*** Block opens ***

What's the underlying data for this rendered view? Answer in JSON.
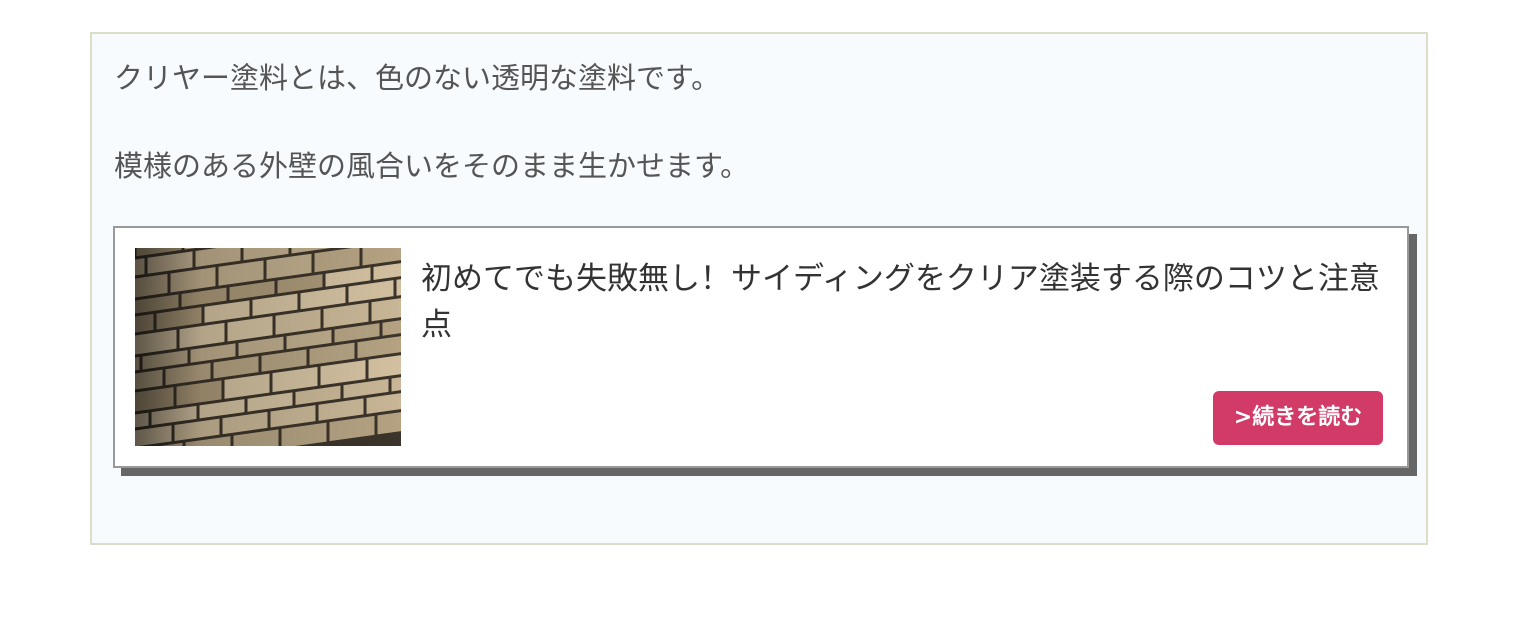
{
  "content": {
    "paragraph_1": "クリヤー塗料とは、色のない透明な塗料です。",
    "paragraph_2": "模様のある外壁の風合いをそのまま生かせます。"
  },
  "link_card": {
    "image_icon": "brick-siding-wall-photo",
    "title": "初めてでも失敗無し！サイディングをクリア塗装する際のコツと注意点",
    "read_more_label": ">続きを読む"
  },
  "colors": {
    "box_background": "#f7fbfe",
    "box_border": "#ddddcc",
    "button_accent": "#d23a67",
    "card_shadow": "#666666"
  }
}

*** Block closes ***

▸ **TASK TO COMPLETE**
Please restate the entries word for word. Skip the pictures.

▸ **REPLY**
What's the underlying data for this rendered view? Answer in JSON.
{
  "content": {
    "paragraph_1": "クリヤー塗料とは、色のない透明な塗料です。",
    "paragraph_2": "模様のある外壁の風合いをそのまま生かせます。"
  },
  "link_card": {
    "image_icon": "brick-siding-wall-photo",
    "title": "初めてでも失敗無し！サイディングをクリア塗装する際のコツと注意点",
    "read_more_label": ">続きを読む"
  },
  "colors": {
    "box_background": "#f7fbfe",
    "box_border": "#ddddcc",
    "button_accent": "#d23a67",
    "card_shadow": "#666666"
  }
}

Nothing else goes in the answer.